Independence Day features Will Smith at his most likable in the role of Captain Steven Hiller. He's a brave, badass Marine Corps pilot who helps save the world from a hostile alien invasion. He punches out aliens, he successfully flies alien spaceships into the belly of the beast and, perhaps bravest of all, he marries a stripper. Hell, he's even a super good dad to her son. Also, he cleans up nice, and he's done more to cement black/Jewish relations than Sammy Davis Jr. Just look at the lovely team he and Jeff Goldblum made. And in a film directed by a German, no less. Just think, only 60 years earlier, Germans were writing stories about the Jews bringing blacks out of Africa for the sole purposes of bastardizing the master race, and now they're working hand in hand to save the world.
How was this not adapted into a TV show starring Ron Silver and Bill Bellamy?
So why is Independence Day second on the list of how black characters are portrayed? It's only because I can argue that our number one universe is just that much more awesome.
First place goes to Star Trek, for a one, two, three punch of incredibly admirable black characters. Unless Spike Lee produces a series entitled MLK and the Freedom Fighters in Outer Space before this goes to print, I defy you to find another sci-fi universe where black characters are portrayed more favorably. (Quick note: Although later series generally cast black actors in the roles of Klingons, they don't count because, y'know, they're Klingons.)

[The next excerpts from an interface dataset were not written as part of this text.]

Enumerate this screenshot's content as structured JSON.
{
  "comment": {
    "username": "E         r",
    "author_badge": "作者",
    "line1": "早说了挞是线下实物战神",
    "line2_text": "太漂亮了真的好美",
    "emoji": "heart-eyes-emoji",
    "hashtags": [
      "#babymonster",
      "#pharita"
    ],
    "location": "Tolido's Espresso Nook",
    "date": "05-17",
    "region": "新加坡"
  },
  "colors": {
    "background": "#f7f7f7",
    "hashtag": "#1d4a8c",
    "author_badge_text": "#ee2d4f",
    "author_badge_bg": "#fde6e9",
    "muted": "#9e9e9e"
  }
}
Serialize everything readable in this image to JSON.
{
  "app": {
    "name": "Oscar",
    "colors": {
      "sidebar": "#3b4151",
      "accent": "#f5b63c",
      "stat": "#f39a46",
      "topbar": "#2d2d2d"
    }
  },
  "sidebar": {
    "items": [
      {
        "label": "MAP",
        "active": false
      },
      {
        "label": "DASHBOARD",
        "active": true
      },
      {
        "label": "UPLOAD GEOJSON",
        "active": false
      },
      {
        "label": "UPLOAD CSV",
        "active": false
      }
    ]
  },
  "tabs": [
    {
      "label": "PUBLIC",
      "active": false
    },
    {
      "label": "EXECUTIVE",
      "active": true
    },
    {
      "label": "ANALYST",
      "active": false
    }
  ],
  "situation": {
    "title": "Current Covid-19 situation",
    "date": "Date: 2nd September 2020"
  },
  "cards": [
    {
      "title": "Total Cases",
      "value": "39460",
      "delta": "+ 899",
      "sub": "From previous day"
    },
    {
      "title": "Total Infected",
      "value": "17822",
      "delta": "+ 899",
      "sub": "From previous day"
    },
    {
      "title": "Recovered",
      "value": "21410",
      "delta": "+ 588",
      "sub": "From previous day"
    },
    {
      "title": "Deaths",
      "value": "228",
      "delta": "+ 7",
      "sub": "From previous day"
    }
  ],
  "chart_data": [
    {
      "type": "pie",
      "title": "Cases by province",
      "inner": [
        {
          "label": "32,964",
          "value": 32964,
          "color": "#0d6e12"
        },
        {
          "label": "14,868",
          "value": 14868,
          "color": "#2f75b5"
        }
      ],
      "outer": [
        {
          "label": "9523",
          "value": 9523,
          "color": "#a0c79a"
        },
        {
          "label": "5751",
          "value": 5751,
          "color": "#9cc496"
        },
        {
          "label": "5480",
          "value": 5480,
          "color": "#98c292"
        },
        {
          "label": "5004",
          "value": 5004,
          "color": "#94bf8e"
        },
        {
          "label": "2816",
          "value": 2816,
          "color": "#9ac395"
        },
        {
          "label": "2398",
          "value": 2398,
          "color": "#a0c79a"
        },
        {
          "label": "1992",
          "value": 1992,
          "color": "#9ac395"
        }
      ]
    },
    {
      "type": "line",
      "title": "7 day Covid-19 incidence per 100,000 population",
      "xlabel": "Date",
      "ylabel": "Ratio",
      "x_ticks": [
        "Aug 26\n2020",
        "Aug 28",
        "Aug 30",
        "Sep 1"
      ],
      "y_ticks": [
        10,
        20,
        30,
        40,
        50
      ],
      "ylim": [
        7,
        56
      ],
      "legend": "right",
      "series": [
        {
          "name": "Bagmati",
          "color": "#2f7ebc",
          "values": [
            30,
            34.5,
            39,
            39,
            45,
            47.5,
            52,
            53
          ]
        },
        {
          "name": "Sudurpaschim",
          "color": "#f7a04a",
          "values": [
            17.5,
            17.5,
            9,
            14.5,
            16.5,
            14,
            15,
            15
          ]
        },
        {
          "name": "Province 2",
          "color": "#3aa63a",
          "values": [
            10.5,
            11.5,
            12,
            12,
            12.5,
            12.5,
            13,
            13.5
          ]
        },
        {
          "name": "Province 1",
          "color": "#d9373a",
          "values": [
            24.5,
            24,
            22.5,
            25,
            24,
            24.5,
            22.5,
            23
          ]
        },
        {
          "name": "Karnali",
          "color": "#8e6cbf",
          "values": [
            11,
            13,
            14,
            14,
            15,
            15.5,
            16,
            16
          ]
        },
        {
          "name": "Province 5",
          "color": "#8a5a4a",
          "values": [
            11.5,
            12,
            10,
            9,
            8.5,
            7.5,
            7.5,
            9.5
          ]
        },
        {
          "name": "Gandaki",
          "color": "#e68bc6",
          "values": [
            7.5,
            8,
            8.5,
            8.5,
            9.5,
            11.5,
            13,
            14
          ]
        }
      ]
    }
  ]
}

It all started with the lovely and talented Nichelle Nichols, who was the epitome of cocksure military professionalism as Lieutenant Uhura on the original Star Trek. Playing a black woman in a short skirt and knee boots in the mid-'60s was ripe with challenges, but no one could question her professionalism -- she was always more serious and efficient on the bridge than anyone besides Spock. But then off-duty, she could kick back and sing songs in the cafeteria (or do a naked feather dance on another planet, as in Star Trek V).
At the Edmonton Expo, I asked Nichols to do the feather dance. According to the security guards who beat me unconscious,
she thought it was a pretty good joke.
Then came The Next Generation and Geordi La Forge. I can't talk about him too long, because Internet law requires one Reading Rainbow joke for every 50 words about LeVar Burton, and I think we'd all like to avoid that. But it's fair to say that Geordi had all of Uhura's grace, morality and professionalism, and he did it all while wearing a banana clip over his eyes.
And finally, securing Star Trek as the universe that most favorably portrayed black characters, there's Deep Space Nine's Benjamin Sisko. About the worst thing you can say about Sisko was that he was really stiff and dull, but that was before the shaved head and goatee. Then he was a badass captain with edge. Sure, he hated Picard for leading an attack that killed Sisko's wife (when Picard was part Borg), but that's understandable, right? It's hard to find any fault with Sisko: a sexy, Creole-loving outer space badass from New Orleans.
"I will physically murder you with my mere stare while cooking the tastiest jambalaya ever."
Uhura plus La Forge plus Sisko make a tower of black awesomeness even more impressive than the 2001 monolith. Unbeatable.
Watch the season finale of HATE BY NUMBERS. Also, be sure to follow Gladstone on Twitter and stay up-to-date on the latest regarding Notes from the Internet Apocalypse. And then there's his website and Tumblr, too.
For more Gladstone, check out 5 Famously Terrible Movies (That Actually Don't Suck) and 4 Great Love Stories in Movies for Guys.